In Vietnam, the following served:

Reaves Baysinger, Jr
John Beaulieu
George Crofoot
Rick Dean
Sanford Salz

The following were veterans who served but were fortunate to miss a war era:

Vinnie Albanese
Art Barr
Mel Besdin
Rudy Cosentino
Roy Danforth
Ronnie Kilpatrick
George Koesters
Tom Jockle
Jack Malone
Frank Reddout
Eddie Rosen
Chuck Steveskey

Five of the aforementioned players deserve special note, as they sacrificed their lives in the line of duty.

Harry Martin was killed in 1923 when his plane crashed during takeoff at Kelley Field, Texas.  He was a Lieutenant and an Army Aviator.  Martin had served in the AEF in France in World War I.

Wilmeth Sidat-Singh was a member of the Tuskegee Airman, and was killed in a training accident when his plane crashed into Lake Michigan in 1943.

Joe Minsavage was killed in World War II on June 19, 1943 when his ship was attacked and he was lost at sea.
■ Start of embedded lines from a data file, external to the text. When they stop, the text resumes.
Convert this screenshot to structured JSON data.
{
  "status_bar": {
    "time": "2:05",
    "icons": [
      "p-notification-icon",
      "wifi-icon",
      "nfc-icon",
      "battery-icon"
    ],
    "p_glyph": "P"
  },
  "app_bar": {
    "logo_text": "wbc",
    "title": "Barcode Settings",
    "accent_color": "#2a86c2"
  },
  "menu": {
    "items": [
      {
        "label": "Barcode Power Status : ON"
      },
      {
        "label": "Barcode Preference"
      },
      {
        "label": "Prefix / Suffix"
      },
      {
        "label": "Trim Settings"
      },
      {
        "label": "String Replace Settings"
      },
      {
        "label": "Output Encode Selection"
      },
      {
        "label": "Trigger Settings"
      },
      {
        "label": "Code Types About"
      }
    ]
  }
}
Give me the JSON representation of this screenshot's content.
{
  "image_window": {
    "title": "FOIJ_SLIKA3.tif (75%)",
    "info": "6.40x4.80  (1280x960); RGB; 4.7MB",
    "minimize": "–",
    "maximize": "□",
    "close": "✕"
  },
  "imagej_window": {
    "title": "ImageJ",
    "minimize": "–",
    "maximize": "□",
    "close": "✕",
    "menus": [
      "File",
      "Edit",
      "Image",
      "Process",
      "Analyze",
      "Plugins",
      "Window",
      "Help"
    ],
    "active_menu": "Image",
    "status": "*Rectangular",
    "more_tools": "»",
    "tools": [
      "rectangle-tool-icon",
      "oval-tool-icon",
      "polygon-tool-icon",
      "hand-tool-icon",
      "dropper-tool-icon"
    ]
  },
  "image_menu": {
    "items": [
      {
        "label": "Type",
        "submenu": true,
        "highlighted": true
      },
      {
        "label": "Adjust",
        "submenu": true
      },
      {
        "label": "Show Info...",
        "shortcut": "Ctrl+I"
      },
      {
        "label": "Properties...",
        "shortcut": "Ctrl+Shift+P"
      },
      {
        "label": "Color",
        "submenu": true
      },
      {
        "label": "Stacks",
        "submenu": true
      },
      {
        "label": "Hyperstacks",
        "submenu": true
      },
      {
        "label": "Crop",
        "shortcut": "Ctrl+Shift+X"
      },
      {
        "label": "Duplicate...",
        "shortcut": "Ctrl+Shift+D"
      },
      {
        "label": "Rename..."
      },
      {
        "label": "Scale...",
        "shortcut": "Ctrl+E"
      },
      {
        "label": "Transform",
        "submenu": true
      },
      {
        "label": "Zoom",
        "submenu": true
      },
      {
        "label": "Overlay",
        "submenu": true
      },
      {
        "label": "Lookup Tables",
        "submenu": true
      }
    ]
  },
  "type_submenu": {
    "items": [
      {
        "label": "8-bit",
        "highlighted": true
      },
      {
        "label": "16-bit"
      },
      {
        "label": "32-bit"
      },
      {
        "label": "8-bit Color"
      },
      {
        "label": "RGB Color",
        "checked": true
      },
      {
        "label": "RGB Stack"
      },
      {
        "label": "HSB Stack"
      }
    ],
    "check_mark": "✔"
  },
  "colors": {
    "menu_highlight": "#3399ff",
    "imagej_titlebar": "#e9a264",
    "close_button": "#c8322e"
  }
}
Charles Taggart was a member of the US Navy serving aboard the USS Frederick C. Davis, and was killed when his ship was torpedoed by a German U-Boat on April 24, 1945. Taggart and 115 crew members perished.

Gene Berger was killed in 1961 during flight maneuvers. He was a Commander in the U.S. Navy and a Naval aviator, and his plane would crash into the Pacific.